Despite a recent peak just above $1,240 late last week, gold's held up well in its recent mini-consolidation.
What's impressive is that this relative strength has come despite some headwinds and some support for gold prices in 2017.
On Wednesday, the U.S. Labor Department reported the January Consumer Price Index (CPI) had risen 0.6%, or double economist forecasts.
That pegs annual inflation at 2.5%, which is the biggest year-over-year rise in nearly three four years.
But let's not forget U.S. Federal Reserve Chair Janet Yellen's recent testimony to the House Financial Services Committee. That lit a fire under the dollar and simultaneously tanked gold prices… at least temporarily.
Interestingly, the effect was short-lived, and there are some likely reasons why, which I'll explore below.
Here's a look at how gold prices in 2017 have been trending and where I expect them to head from here.
How the Price of Gold Is Trending Now
The gold price ended last week on a surprisingly strong note.
It opened on a bit of weakness at $1,226, then quickly rose to peak at $1,234 at midday.

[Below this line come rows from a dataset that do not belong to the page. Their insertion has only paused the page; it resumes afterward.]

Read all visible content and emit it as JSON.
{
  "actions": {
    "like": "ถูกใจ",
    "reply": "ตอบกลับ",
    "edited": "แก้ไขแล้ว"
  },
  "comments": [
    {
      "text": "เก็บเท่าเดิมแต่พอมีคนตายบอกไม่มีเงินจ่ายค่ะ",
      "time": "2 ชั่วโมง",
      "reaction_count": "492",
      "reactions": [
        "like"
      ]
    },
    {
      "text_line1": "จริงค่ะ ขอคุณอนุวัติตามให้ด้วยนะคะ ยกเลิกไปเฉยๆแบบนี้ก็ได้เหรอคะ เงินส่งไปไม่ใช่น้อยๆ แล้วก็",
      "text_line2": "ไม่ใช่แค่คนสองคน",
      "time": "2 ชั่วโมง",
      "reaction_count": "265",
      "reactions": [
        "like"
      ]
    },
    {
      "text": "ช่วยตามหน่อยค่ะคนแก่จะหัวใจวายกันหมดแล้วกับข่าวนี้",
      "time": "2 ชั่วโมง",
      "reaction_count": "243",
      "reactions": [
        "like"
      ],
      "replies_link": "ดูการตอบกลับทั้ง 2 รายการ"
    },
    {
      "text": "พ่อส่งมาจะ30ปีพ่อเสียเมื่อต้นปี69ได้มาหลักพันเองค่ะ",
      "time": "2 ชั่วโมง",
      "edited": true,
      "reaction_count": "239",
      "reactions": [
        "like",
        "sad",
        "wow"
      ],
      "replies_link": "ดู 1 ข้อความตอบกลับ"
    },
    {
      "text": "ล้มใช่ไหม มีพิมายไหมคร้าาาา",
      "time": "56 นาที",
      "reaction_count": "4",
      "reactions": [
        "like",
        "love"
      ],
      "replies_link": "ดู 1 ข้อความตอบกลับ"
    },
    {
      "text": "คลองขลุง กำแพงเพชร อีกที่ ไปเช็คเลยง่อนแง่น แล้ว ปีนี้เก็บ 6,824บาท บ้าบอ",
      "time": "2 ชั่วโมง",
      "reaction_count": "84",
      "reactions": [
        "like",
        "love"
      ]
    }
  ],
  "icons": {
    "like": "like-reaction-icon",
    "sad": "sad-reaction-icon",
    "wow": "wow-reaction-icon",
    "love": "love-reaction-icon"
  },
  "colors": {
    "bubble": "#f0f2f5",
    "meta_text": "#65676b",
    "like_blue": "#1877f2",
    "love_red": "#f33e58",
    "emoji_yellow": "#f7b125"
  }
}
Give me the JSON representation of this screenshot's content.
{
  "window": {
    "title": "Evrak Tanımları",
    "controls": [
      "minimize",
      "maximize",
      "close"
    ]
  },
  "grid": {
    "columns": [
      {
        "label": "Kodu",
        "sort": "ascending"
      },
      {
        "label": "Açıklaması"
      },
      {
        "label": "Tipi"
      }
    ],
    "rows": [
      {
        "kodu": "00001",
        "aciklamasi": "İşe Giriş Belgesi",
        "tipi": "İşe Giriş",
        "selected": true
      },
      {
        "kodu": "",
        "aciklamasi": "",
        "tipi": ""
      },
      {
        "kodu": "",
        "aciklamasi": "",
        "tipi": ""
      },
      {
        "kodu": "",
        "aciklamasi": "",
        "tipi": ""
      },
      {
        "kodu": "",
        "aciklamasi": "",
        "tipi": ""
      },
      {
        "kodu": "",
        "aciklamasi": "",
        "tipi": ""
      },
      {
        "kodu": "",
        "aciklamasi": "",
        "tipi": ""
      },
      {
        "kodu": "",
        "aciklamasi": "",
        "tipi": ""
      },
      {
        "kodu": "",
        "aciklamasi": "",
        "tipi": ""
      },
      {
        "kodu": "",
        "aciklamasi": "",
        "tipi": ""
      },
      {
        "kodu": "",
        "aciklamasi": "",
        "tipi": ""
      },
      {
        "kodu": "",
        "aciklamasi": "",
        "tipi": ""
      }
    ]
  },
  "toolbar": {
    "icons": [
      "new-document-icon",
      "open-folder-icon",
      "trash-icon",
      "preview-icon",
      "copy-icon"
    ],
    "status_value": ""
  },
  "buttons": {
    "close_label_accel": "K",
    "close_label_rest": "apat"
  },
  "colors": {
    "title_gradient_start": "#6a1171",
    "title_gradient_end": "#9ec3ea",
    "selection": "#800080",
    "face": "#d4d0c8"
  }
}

From there gold settled back slightly to end the week at $1,233.
Don't Miss: For only the third time in 20 years, a metal more rare and more exotic than gold is about to make stock market history. And it's poised to make early investors a lot of money. Get the full story.
Monday saw gold prices open about $5 lower at $1,228 as the market started anticipating Yellen's testimony the next day. They quickly dropped to $1,222 at 10:00 a.m. Still, some restrained buying came into the market and managed to pull the price of gold back up to $1,225 by the close.
Tuesday began with Yellen warning of the risks of waiting too long to raise rates. That caused the dollar to pop and gold prices to sink. Here's how that looked on charts.
On Wednesday, the U.S. Dollar Index (DXY) continued to head higher as the market kept digesting Yellen's statements. In the process, the dollar rose to its highest level since mid-January on Yellen's talk of possibly raising rates at upcoming meetings and up to three times this year.
That's when the DXY hit near 101.75 and gold, which opened at $1,226 tanked to $1,219. But both almost immediately reversed directions. The DXY dropped back to 101 within hours, and gold popped then closed at $1,233.
On Thursday, gold opened higher at $1,238 after climbing in overnight trading. I think the market began doubting Yellen's ability to raise rates as much as she suggested. And that took the dollar lower and gold even higher to peak at $1,242 near 11:15 a.m., then closing still strong at $1,239.
Looking forward, here's what I expect for gold prices in 2017…
Where Gold Prices in 2017 Are Headed Next
About the Author
Peter Krauth is the Resource Specialist for Money Map Press and has contributed some of the most popular and highly regarded investing articles on Money Morning. Peter is headquartered in resource-rich Canada, but he travels around the world to dig up the very best profit opportunity, whether it's in gold, silver, oil, coal, or even potash.